|Signatures of passengers on last run of The Fish|
The Blue Mountains has always attracted a wide variety of creative people – artists, writers, actors, musicians – many of them delightfully eccentric. John Dabron was one of Springwood’s most memorable characters. Teacher of both music and art he became the assistant supervisor of music teaching for N.S.W. in 1946, and in 1947 he became supervisor of the Art Education Department of N.S.W.
John used to travel to Sydney on the Fish and various stories are told about his cooking expertise on the train. In those days the Fish was a steam train and seating was arranged in compartments - six seats per compartment for 1st class carriages and eight for 2nd class. All seats were reserved and passengers travelled with the same people morning and evening every week day. Gerald Harvey, local historian, was interested in collecting stories about travelling on the Fish and recorded an interview with John Dabron, who told some of his favourite anecdotes. This is one of them.While you could buy breakfast or just tea and toast from the train canteen in the morning, John thought it would be fun to do their own cooking. He said he would provide all the ingredients and the stove and he would do the cooking if they brought plates and cutlery. His travelling companions agreed and the next morning he arrived with a spirit stove, methylated spirits, scrambled egg mixture, bacon and pancake batter. They bought tea and toast from the canteen.

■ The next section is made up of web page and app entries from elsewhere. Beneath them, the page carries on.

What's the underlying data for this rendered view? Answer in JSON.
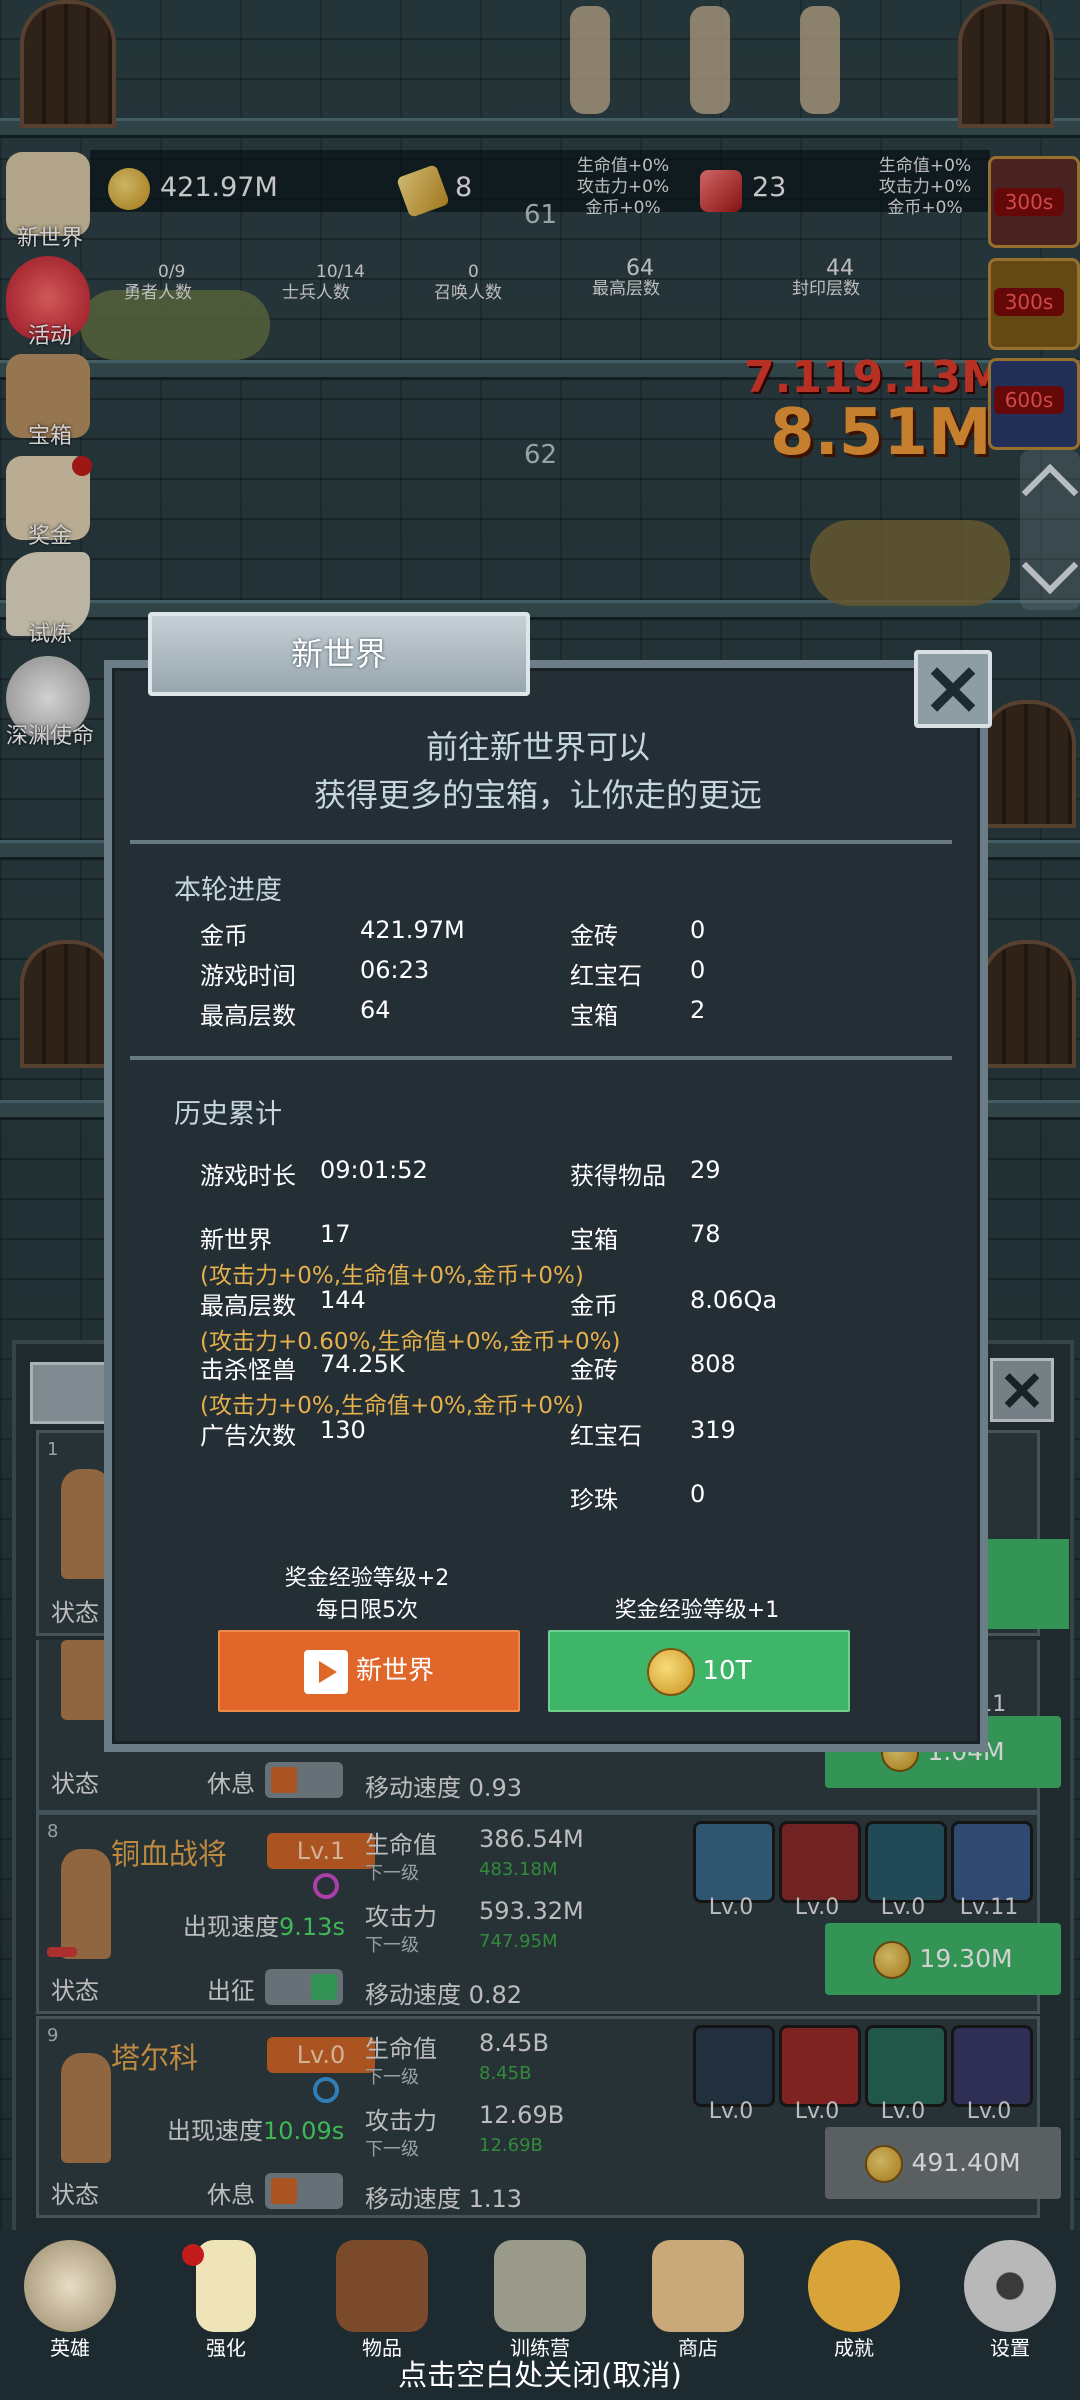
{
  "hud": {
    "gold": "421.97M",
    "gold_bar": "8",
    "ruby": "23",
    "bonus_left": [
      "生命值+0%",
      "攻击力+0%",
      "金币+0%"
    ],
    "bonus_right": [
      "生命值+0%",
      "攻击力+0%",
      "金币+0%"
    ],
    "floor_top": "61",
    "floor_mid": "62",
    "stats": [
      {
        "value": "0/9",
        "label": "勇者人数"
      },
      {
        "value": "10/14",
        "label": "士兵人数"
      },
      {
        "value": "0",
        "label": "召唤人数"
      },
      {
        "value": "64",
        "label": "最高层数"
      },
      {
        "value": "44",
        "label": "封印层数"
      }
    ],
    "damage_1": "7.119.13M",
    "damage_2": "8.51M",
    "timers": [
      "300s",
      "300s",
      "600s"
    ]
  },
  "side_menu": [
    {
      "label": "新世界",
      "icon": "scroll-icon"
    },
    {
      "label": "活动",
      "icon": "heart-icon"
    },
    {
      "label": "宝箱",
      "icon": "chest-icon"
    },
    {
      "label": "奖金",
      "icon": "envelope-icon"
    },
    {
      "label": "试炼",
      "icon": "horn-icon"
    },
    {
      "label": "深渊使命",
      "icon": "orb-icon"
    }
  ],
  "modal": {
    "title": "新世界",
    "intro_1": "前往新世界可以",
    "intro_2": "获得更多的宝箱，让你走的更远",
    "round_title": "本轮进度",
    "round": {
      "gold_label": "金币",
      "gold": "421.97M",
      "bar_label": "金砖",
      "bar": "0",
      "time_label": "游戏时间",
      "time": "06:23",
      "ruby_label": "红宝石",
      "ruby": "0",
      "floor_label": "最高层数",
      "floor": "64",
      "chest_label": "宝箱",
      "chest": "2"
    },
    "history_title": "历史累计",
    "history": {
      "playtime_label": "游戏时长",
      "playtime": "09:01:52",
      "items_label": "获得物品",
      "items": "29",
      "newworld_label": "新世界",
      "newworld": "17",
      "chest_label": "宝箱",
      "chest": "78",
      "bonus_1": "(攻击力+0%,生命值+0%,金币+0%)",
      "floor_label": "最高层数",
      "floor": "144",
      "gold_label": "金币",
      "gold": "8.06Qa",
      "bonus_2": "(攻击力+0.60%,生命值+0%,金币+0%)",
      "kills_label": "击杀怪兽",
      "kills": "74.25K",
      "bar_label": "金砖",
      "bar": "808",
      "bonus_3": "(攻击力+0%,生命值+0%,金币+0%)",
      "ads_label": "广告次数",
      "ads": "130",
      "ruby_label": "红宝石",
      "ruby": "319",
      "pearl_label": "珍珠",
      "pearl": "0"
    },
    "note_left_1": "奖金经验等级+2",
    "note_left_2": "每日限5次",
    "note_right": "奖金经验等级+1",
    "btn_video": "新世界",
    "btn_coin": "10T"
  },
  "hero_list": {
    "status_label": "状态",
    "rest_label": "休息",
    "deploy_label": "出征",
    "hp_label": "生命值",
    "next_label": "下一级",
    "atk_label": "攻击力",
    "move_label": "移动速度",
    "appear_label": "出现速度",
    "card1_index": "1",
    "partial_move": "0.93",
    "partial_price": "1.04M",
    "partial_skill_lv": "Lv.11",
    "heroes": [
      {
        "index": "8",
        "name": "铜血战将",
        "level": "Lv.1",
        "appear": "9.13s",
        "hp": "386.54M",
        "hp_next": "483.18M",
        "atk": "593.32M",
        "atk_next": "747.95M",
        "move": "0.82",
        "price": "19.30M",
        "skills": [
          "Lv.0",
          "Lv.0",
          "Lv.0",
          "Lv.11"
        ],
        "state": "出征"
      },
      {
        "index": "9",
        "name": "塔尔科",
        "level": "Lv.0",
        "appear": "10.09s",
        "hp": "8.45B",
        "hp_next": "8.45B",
        "atk": "12.69B",
        "atk_next": "12.69B",
        "move": "1.13",
        "price": "491.40M",
        "skills": [
          "Lv.0",
          "Lv.0",
          "Lv.0",
          "Lv.0"
        ],
        "state": "休息"
      }
    ]
  },
  "bottom_nav": [
    {
      "label": "英雄",
      "icon": "skull-icon"
    },
    {
      "label": "强化",
      "icon": "candle-icon"
    },
    {
      "label": "物品",
      "icon": "book-icon"
    },
    {
      "label": "训练营",
      "icon": "lantern-icon"
    },
    {
      "label": "商店",
      "icon": "mug-icon"
    },
    {
      "label": "成就",
      "icon": "key-icon"
    },
    {
      "label": "设置",
      "icon": "gear-icon"
    }
  ],
  "close_hint": "点击空白处关闭(取消)"
}
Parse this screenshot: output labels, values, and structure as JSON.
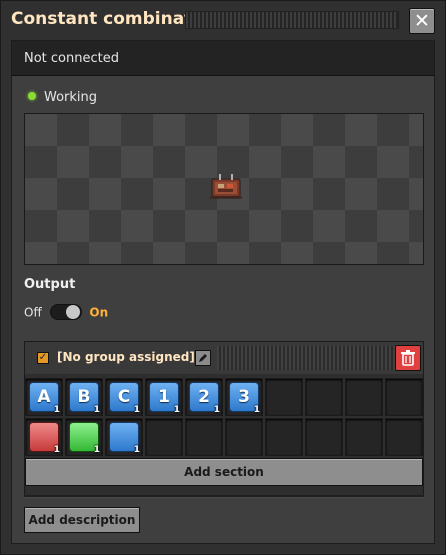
{
  "window": {
    "title": "Constant combinator",
    "close_icon": "close-icon"
  },
  "status": {
    "connection": "Not connected",
    "working_label": "Working",
    "working_color": "#8ade30"
  },
  "output": {
    "label": "Output",
    "switch_off": "Off",
    "switch_on": "On",
    "state": "on"
  },
  "section": {
    "enabled": true,
    "group_label": "[No group assigned]",
    "signals": [
      {
        "label": "A",
        "count": "1",
        "kind": "letter"
      },
      {
        "label": "B",
        "count": "1",
        "kind": "letter"
      },
      {
        "label": "C",
        "count": "1",
        "kind": "letter"
      },
      {
        "label": "1",
        "count": "1",
        "kind": "digit"
      },
      {
        "label": "2",
        "count": "1",
        "kind": "digit"
      },
      {
        "label": "3",
        "count": "1",
        "kind": "digit"
      },
      {
        "label": "",
        "count": "1",
        "kind": "red-signal",
        "color": "#e05555"
      },
      {
        "label": "",
        "count": "1",
        "kind": "green-signal",
        "color": "#4fd24f"
      },
      {
        "label": "",
        "count": "1",
        "kind": "blue-signal",
        "color": "#3f8fe0"
      }
    ],
    "add_section_label": "Add section"
  },
  "footer": {
    "add_description_label": "Add description"
  },
  "colors": {
    "accent": "#ffb23a",
    "danger": "#e04040",
    "title": "#ffe6c0"
  }
}
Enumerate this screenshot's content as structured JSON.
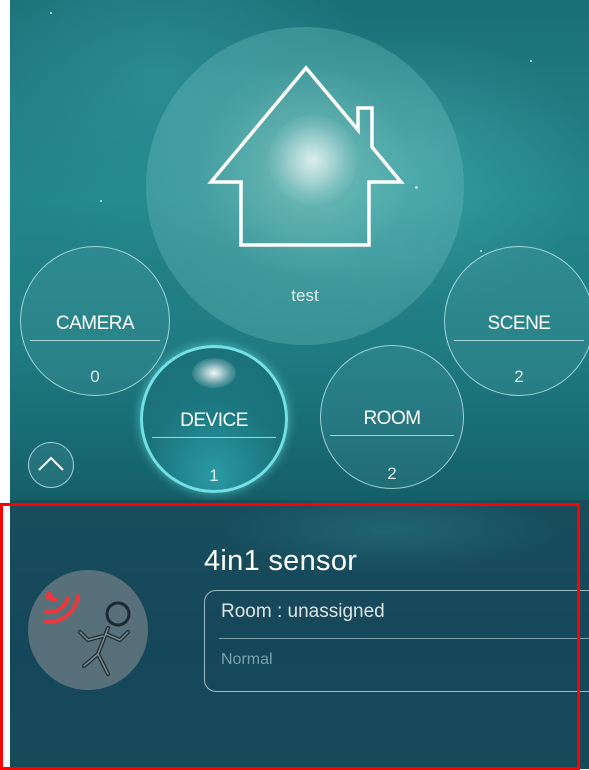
{
  "home": {
    "name": "test",
    "icon": "house-icon"
  },
  "categories": {
    "camera": {
      "label": "CAMERA",
      "count": "0"
    },
    "device": {
      "label": "DEVICE",
      "count": "1"
    },
    "room": {
      "label": "ROOM",
      "count": "2"
    },
    "scene": {
      "label": "SCENE",
      "count": "2"
    }
  },
  "collapse_icon": "chevron-up-icon",
  "device_card": {
    "name": "4in1 sensor",
    "room": "Room : unassigned",
    "status": "Normal",
    "icon": "motion-sensor-icon"
  },
  "colors": {
    "accent": "#7fe6ea",
    "highlight_border": "#ff0000",
    "signal_red": "#e8383d"
  }
}
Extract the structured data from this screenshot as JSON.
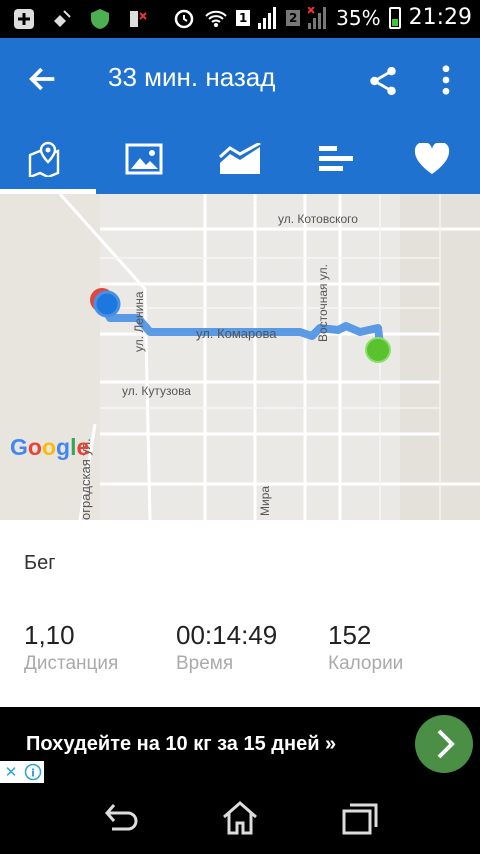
{
  "status_bar": {
    "sim1": "1",
    "sim2": "2",
    "battery": "35%",
    "time": "21:29"
  },
  "app_bar": {
    "title": "33 мин. назад",
    "back_icon": "arrow-left-icon",
    "share_icon": "share-icon",
    "more_icon": "more-vert-icon"
  },
  "tabs": [
    {
      "icon": "map-icon",
      "active": true
    },
    {
      "icon": "photo-icon",
      "active": false
    },
    {
      "icon": "chart-icon",
      "active": false
    },
    {
      "icon": "bars-icon",
      "active": false
    },
    {
      "icon": "heart-icon",
      "active": false
    }
  ],
  "map": {
    "streets": {
      "kotovskogo": "ул. Котовского",
      "vostochnaya": "Восточная ул.",
      "lenina": "ул. Ленина",
      "komarova": "ул. Комарова",
      "kutuzova": "ул. Кутузова",
      "grad": "оградская ул.",
      "mira": "Мира"
    },
    "logo": "Google",
    "colors": {
      "route": "#4a90e2",
      "start": "#5ac12f",
      "end": "#e2453c"
    }
  },
  "workout": {
    "activity": "Бег",
    "distance_value": "1,10",
    "distance_label": "Дистанция",
    "time_value": "00:14:49",
    "time_label": "Время",
    "calories_value": "152",
    "calories_label": "Калории"
  },
  "ad": {
    "text": "Похудейте на 10 кг за 15 дней »",
    "close": "✕",
    "info": "i"
  },
  "nav": {
    "back_icon": "nav-back-icon",
    "home_icon": "home-icon",
    "recents_icon": "recents-icon"
  },
  "colors": {
    "accent": "#1f72d0"
  }
}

All went well and they thoroughly enjoyed their eggs and bacon until John put more spirits in the stove and loaded the pan with pancake batter. They were at Strathfield at this stage, and as they came to Croydon the train stopped with “a hell of a bump”. Over went the stove scattering pancake mixture and flaming methylated spirits everywhere. They were all wearing dust coats (a custom on steam train commuting) and there was paper on the table and the flames went everywhere, not to mention the batter. One man screamed, “I’m out of here” and ran into the corridor with the flames licking off his fingers. They eventually got the fire out and cleaned up some of the mess but the paintwork was all blistered and the table ruined. John said they were thoroughly ashamed of themselves. When they caught the train home they found that their carriage had been taken off and was off for a week. This put a temporary stop to his train cooking but he did do something special for Christmas. He thought it would be safer cooking in a metal bucket and he prepared special things such as lobster in a cream and tomato sauce. He bought some light cooking pots and carried everything in a hessian bag.
This is just one John Dabron story. There are many more.
Blue Mountains City Library Local Studies Collection
Blue Mountains City Library Local Studies, image collection; the Fish ceased running in 1957 when the railway line was electrified as far as Katoomba.
Oral taped interview, Gerald Harvey with John Dabron, Blue Mountains City Library Local Studies Collection.
Springwood Historians “The Making of a Mountain Community: A Biographical Dictionary of the Springwood District”